Those are words no parent ever wants to hear. My daughter was nine years old and we were visiting great grandma in South Dakota. My daughter hadn’t been eating well and while we were at the pool she complained of shortness of breath. We decided to have her checked out at the local emergency room and after several hours we were told the devastating news. Wings of Hope flew her and her mom to the Mayo Clinic in Rochester, MN. In 2003, PET was a new cancer imaging modality and we were lucky Mayo had a scanner. After a scan and a biopsy, we found out that my daughter had Stage IV Burkett’s lymphoma. Not what we had hoped to hear, but this type of cancer has a 90% successful treatment rate in children.

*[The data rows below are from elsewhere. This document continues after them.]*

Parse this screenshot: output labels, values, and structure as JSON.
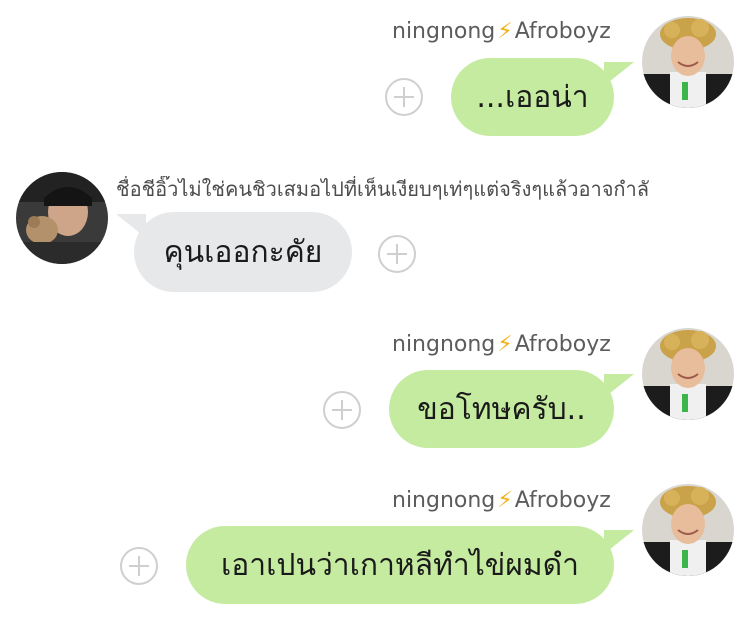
{
  "messages": [
    {
      "side": "right",
      "sender": {
        "name": "ningnong",
        "group": "Afroboyz",
        "icon": "lightning-icon"
      },
      "text": "...เออน่า",
      "bubble_color": "#c5eba1"
    },
    {
      "side": "left",
      "sender": {
        "name": "ชื่อชีอิ๊วไม่ใช่คนชิวเสมอไปที่เห็นเงียบๆเท่ๆแต่จริงๆแล้วอาจกำลั"
      },
      "text": "คุนเออกะคัย",
      "bubble_color": "#e6e8ea"
    },
    {
      "side": "right",
      "sender": {
        "name": "ningnong",
        "group": "Afroboyz",
        "icon": "lightning-icon"
      },
      "text": "ขอโทษครับ..",
      "bubble_color": "#c5eba1"
    },
    {
      "side": "right",
      "sender": {
        "name": "ningnong",
        "group": "Afroboyz",
        "icon": "lightning-icon"
      },
      "text": "เอาเปนว่าเกาหลีทำไข่ผมดำ",
      "bubble_color": "#c5eba1"
    }
  ],
  "icons": {
    "bolt": "⚡",
    "add": "plus-circle-icon"
  }
}
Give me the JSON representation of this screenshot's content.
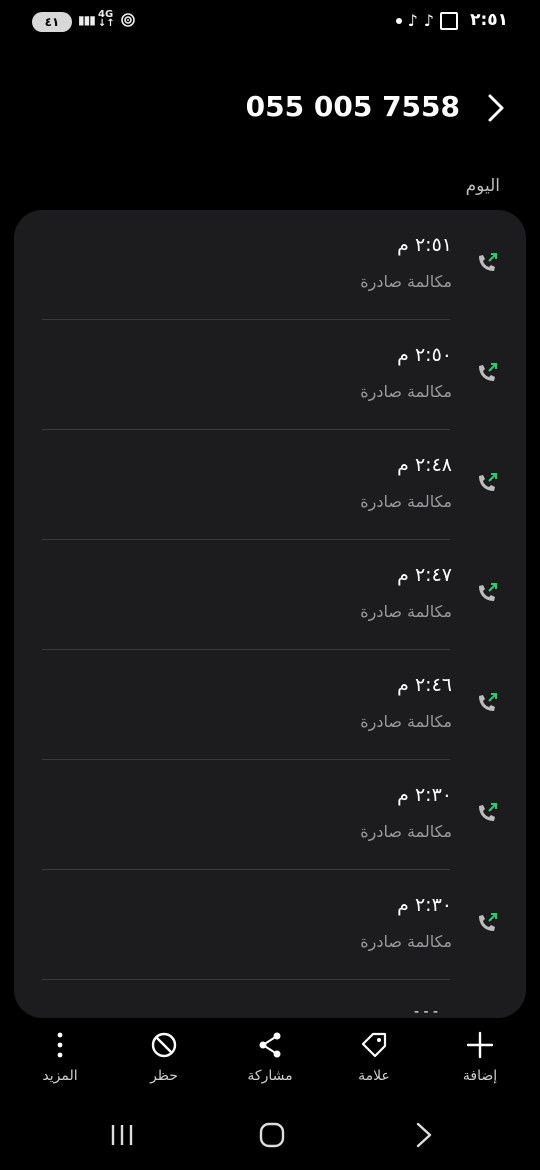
{
  "status_bar": {
    "battery": "٤١",
    "network": "4G",
    "time": "٢:٥١"
  },
  "header": {
    "number": "055 005 7558"
  },
  "section": {
    "label": "اليوم"
  },
  "calls": [
    {
      "time": "٢:٥١ م",
      "type": "مكالمة صادرة"
    },
    {
      "time": "٢:٥٠ م",
      "type": "مكالمة صادرة"
    },
    {
      "time": "٢:٤٨ م",
      "type": "مكالمة صادرة"
    },
    {
      "time": "٢:٤٧ م",
      "type": "مكالمة صادرة"
    },
    {
      "time": "٢:٤٦ م",
      "type": "مكالمة صادرة"
    },
    {
      "time": "٢:٣٠ م",
      "type": "مكالمة صادرة"
    },
    {
      "time": "٢:٣٠ م",
      "type": "مكالمة صادرة"
    }
  ],
  "actions": {
    "add": "إضافة",
    "tag": "علامة",
    "share": "مشاركة",
    "block": "حظر",
    "more": "المزيد"
  },
  "colors": {
    "outgoing_arrow": "#2ecc71",
    "card_bg": "#1c1c1e"
  }
}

A cancer diagnosis is devastating to anyone but especially if it is your child. She lost her hair due to the chemo, but she was a fighter and always stayed positive. When it was time for her PET scans, there was always the stress of wondering what the images would show. Was the tumor smaller or larger? Had it spread? There was also stress watching your child having an IV started during her PET scans and I often wondered if all the radiopharmaceutical was in her circulation. This added even more stress on top of what the scan results would show. I wish the Lara® System had been available to us back then; using Lara during my daughter’s PET scan injections would have given us more peace of mind. I think monitoring the injection should be a standard of care – part of the procedure. Since our experience, I have learned that the Nuclear Regulatory Commission is responsible for the medical use of isotopes but does not require radioactive injection monitoring. Parents need to know if their child has had some of the radiotracer in their arm and not in circulation. Parents need to know how much accidental radiation exposure their child is receiving.
Our story, fortunately, has a happy ending. My daughter is now a healthy 26 year old ICU nurse who cares passionately about her patients. She can empathize because of her own experience. An experience, that no child and parent should have to go through. But if they do, my hope is that all parents can have Lara monitor their children’s nuclear medicine injections so they can have peace of mind and reassurance the injection and imaging were done correctly.